Except not exactly. More like a bike accident. Let me explain.
I went for a run along the Pier yesterday, which was both as painful and pleasant as it always is to run along the water, except it was hot as balls. And with the warm weather comes lots of tours and visitors on the Pier in addition to the daily runners and bikers. At first, I didn't think anything of it. I'd occasionally have to run in place while large groups of people took their sweet time crossing the track, but as I'm an unbearably slow runner, it wasn't too much of an imposition. The dock at 42nd street was clogged with almost a half dozen tour buses so the "run/walk" track was littered with people just standing around, and it forced me to brave the "bike/skate" track which wasn't so bad and certainly better paved. It may seem silly that I avoid the smoother track in favor of a road that is somewhat bumpy at times and well-paved at others, but had you been side-swept by a biker and knocked to the pavement while running, you'd avoid it too. I digress.
What made me notice just how crowded the Pier was on this rare sunny Sunday in April was the mass of people I saw on the track at 34th street. From a distance, all I could see was a large group of people huddled together but as I got closer, I saw a few bikes spewed about the track and noticed that quite a few of the people had biking helmets on. When I was about a half-a-block away, I realized what was drawing the crowd. At first, all I saw was the sweaty back of a man crouched down on the pavement. His arms moved slowly and carefully as he seemed to be lifting something from the ground. As I ran past, I could see that something was actually a someone. In the middle of a crowd of nearly 20 people laid an injured biker who moaned as the man tried to help him sit up. He must have fallen from his bike (he was wearing a biking helmet as well) after colliding with something or someone at the crosswalk (I'm assuming). He was lying on his chest and as he leaned forward, I could see that both his mouth and the left side of his face were covered in blood. Not a pretty sight. Yet, there were so many people just standing around watching. At least 15 people stood in a tight circle around the injured biker, looking on with wide-eyes or talking to each other. A few were even on the telephone, calling an ambulance I'm assuming. And like a starburst, whose center is denser than it's extensions, a few bystanders lingered around the perimeter watching how everything played out. After I'd passed the group, I stopped for a moment among the bystanders, assessed whether I could be of any help, determined that I couldn't, and carried out with my slow crawl down the Pier.

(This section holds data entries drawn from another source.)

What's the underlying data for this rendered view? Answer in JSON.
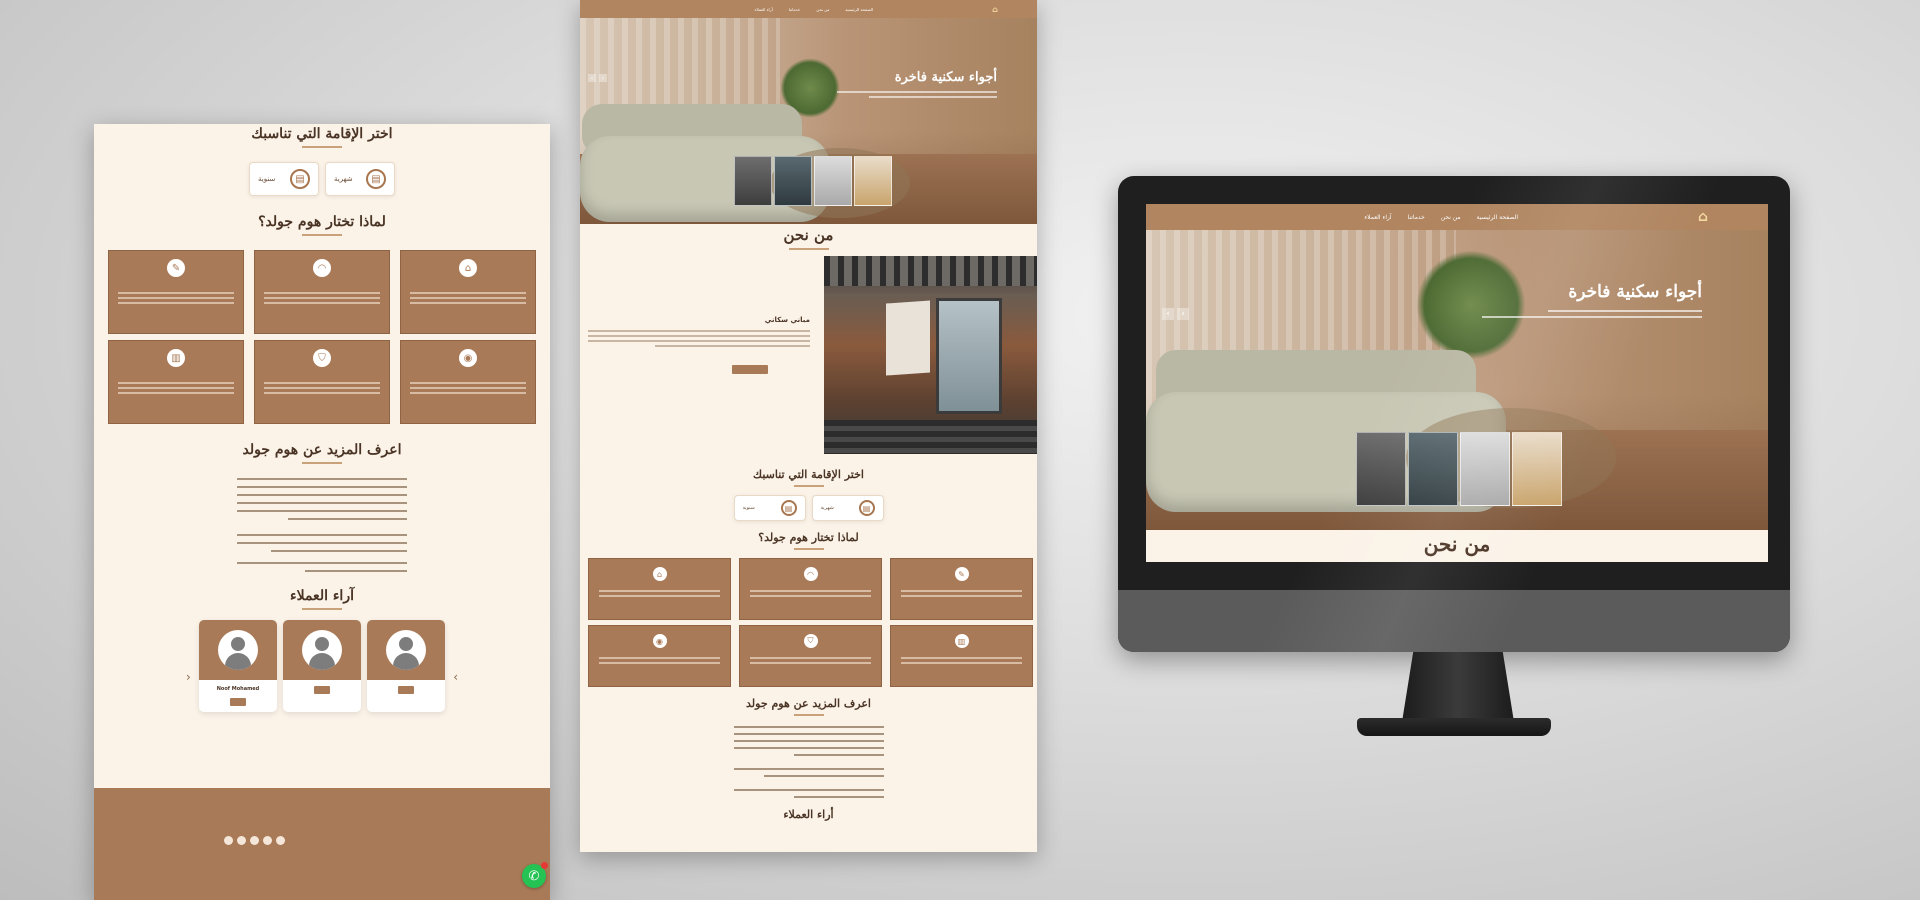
{
  "left_page": {
    "stay_title": "اختر الإقامة التي تناسبك",
    "stay_options": [
      "شهرية",
      "سنوية"
    ],
    "why_title": "لماذا تختار هوم جولد؟",
    "features": [
      "",
      "",
      "",
      "",
      "",
      ""
    ],
    "learn_title": "اعرف المزيد عن هوم جولد",
    "learn_paragraphs": [
      "",
      "",
      ""
    ],
    "reviews_title": "آراء العملاء",
    "reviews": [
      {
        "name": ""
      },
      {
        "name": ""
      },
      {
        "name": "Noof Mohamed"
      }
    ]
  },
  "mid_page": {
    "nav_links": [
      "الصفحة الرئيسية",
      "من نحن",
      "خدماتنا",
      "آراء العملاء"
    ],
    "hero_title": "أجواء سكنية فاخرة",
    "about_title": "من نحن",
    "building_name": "مباني سكاني",
    "stay_title": "اختر الإقامة التي تناسبك",
    "stay_options": [
      "شهرية",
      "سنوية"
    ],
    "why_title": "لماذا تختار هوم جولد؟",
    "learn_title": "اعرف المزيد عن هوم جولد",
    "reviews_title": "أراء العملاء"
  },
  "monitor": {
    "nav_links": [
      "الصفحة الرئيسية",
      "من نحن",
      "خدماتنا",
      "آراء العملاء"
    ],
    "hero_title": "أجواء سكنية فاخرة",
    "about_title": "من نحن"
  },
  "icons": {
    "whatsapp": "whatsapp-icon",
    "feature_icons": [
      "home-icon",
      "wifi-icon",
      "brush-icon",
      "location-icon",
      "shield-icon",
      "building-icon"
    ],
    "stay_icon": "calendar-icon"
  },
  "colors": {
    "brand_brown": "#a97a57",
    "cream": "#fbf3e8",
    "dark_text": "#4a3425",
    "whatsapp_green": "#25c354"
  }
}
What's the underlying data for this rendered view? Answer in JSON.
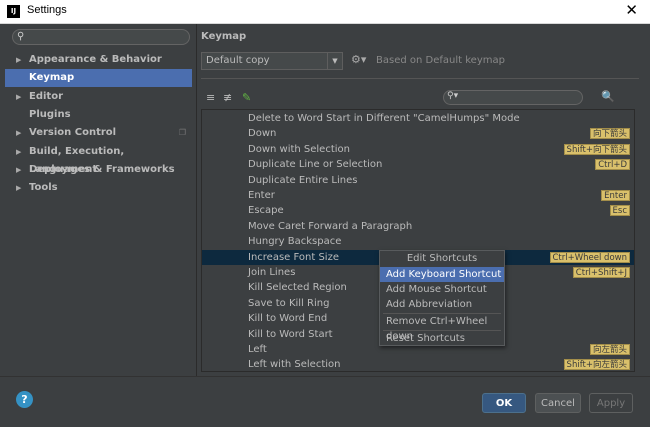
{
  "window": {
    "logo_text": "IJ",
    "title": "Settings",
    "close_glyph": "✕"
  },
  "sidebar": {
    "search_placeholder": "",
    "items": [
      {
        "label": "Appearance & Behavior",
        "expandable": true
      },
      {
        "label": "Keymap",
        "expandable": false,
        "selected": true
      },
      {
        "label": "Editor",
        "expandable": true
      },
      {
        "label": "Plugins",
        "expandable": false
      },
      {
        "label": "Version Control",
        "expandable": true
      },
      {
        "label": "Build, Execution, Deployment",
        "expandable": true
      },
      {
        "label": "Languages & Frameworks",
        "expandable": true
      },
      {
        "label": "Tools",
        "expandable": true
      }
    ]
  },
  "keymap": {
    "heading": "Keymap",
    "scheme_value": "Default copy",
    "based_on": "Based on Default keymap",
    "filter_placeholder": ""
  },
  "actions": [
    {
      "name": "Delete to Word Start in Different \"CamelHumps\" Mode",
      "shortcut": ""
    },
    {
      "name": "Down",
      "shortcut": "向下箭头"
    },
    {
      "name": "Down with Selection",
      "shortcut": "Shift+向下箭头"
    },
    {
      "name": "Duplicate Line or Selection",
      "shortcut": "Ctrl+D"
    },
    {
      "name": "Duplicate Entire Lines",
      "shortcut": ""
    },
    {
      "name": "Enter",
      "shortcut": "Enter"
    },
    {
      "name": "Escape",
      "shortcut": "Esc"
    },
    {
      "name": "Move Caret Forward a Paragraph",
      "shortcut": ""
    },
    {
      "name": "Hungry Backspace",
      "shortcut": ""
    },
    {
      "name": "Increase Font Size",
      "shortcut": "Ctrl+Wheel down",
      "selected": true
    },
    {
      "name": "Join Lines",
      "shortcut": "Ctrl+Shift+J"
    },
    {
      "name": "Kill Selected Region",
      "shortcut": ""
    },
    {
      "name": "Save to Kill Ring",
      "shortcut": ""
    },
    {
      "name": "Kill to Word End",
      "shortcut": ""
    },
    {
      "name": "Kill to Word Start",
      "shortcut": ""
    },
    {
      "name": "Left",
      "shortcut": "向左箭头"
    },
    {
      "name": "Left with Selection",
      "shortcut": "Shift+向左箭头"
    }
  ],
  "context_menu": {
    "header": "Edit Shortcuts",
    "items": [
      {
        "label": "Add Keyboard Shortcut",
        "highlighted": true
      },
      {
        "label": "Add Mouse Shortcut"
      },
      {
        "label": "Add Abbreviation"
      },
      {
        "label": "Remove Ctrl+Wheel down",
        "separator_before": true
      },
      {
        "label": "Reset Shortcuts",
        "separator_before": true
      }
    ]
  },
  "buttons": {
    "ok": "OK",
    "cancel": "Cancel",
    "apply": "Apply",
    "help": "?"
  },
  "colors": {
    "accent": "#4b6eaf",
    "background": "#3c3f41",
    "shortcut_badge": "#d9c06b"
  }
}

As I walked home from the Pier, an ambulance whizzed past me with its siren blaring. I never really understood why people stand gawking at accidents. I'm not excluding myself from this because I'm not immune. We're drawn to them like magnets and simply can't look away. For some there's even an element of excitement as if life has become a real-life episode of CSI or something. Everyone wants to contribute, talk to reporters, relay what they saw or what they think must have happened. We all stare at the 6-car pile up, but we don't all have to linger around. That's the pang I felt as I continued my run away from the bike accident. Why are these people just lingering around? It was almost frustrating to me. For one reason, and admittedly the least important reason, having an accident is embarrassing. Whether you've been side-swept and knocked to the ground or flipped over the handlebars and bleeding from your mouth, it's embarrassing. You could be badly hurt or barely hurt at all, but your first instinct after you've tumbled to the ground is to pick yourself back up and pretend like you're fine, like it didn't happen. Carry on, nothing to see here! And when people stop and form large groups around your whoopsie, the embarrassment triples. My second thought is to question how this is helping. Does a group of nearly two dozen people surrounding one injured person really help anything? You know the saying "too many chefs in the kitchen"? I'm pretty sure it applies to "too many responders to the scene". There comes a point where the addition of helpers becomes more hurtful than helpful, and I'm sure for a bike accident, that number is somewhere around six. Because when everyone is helping, no one is actually helping.
Moral of the story: if you're just being nosey, keep it moving.
CHECK-IN #?: I've had a rough few weeks and actually ended up gaining 2 pounds, which makes me want to scream. *Insert screaming emoji here*. But instead of sinking to the ground and burrowing myself into the dirt, I'm trying something to boost my workout - enter two-a-days a.k.a the death of me :/ I'll be sure to update how this works out if I live.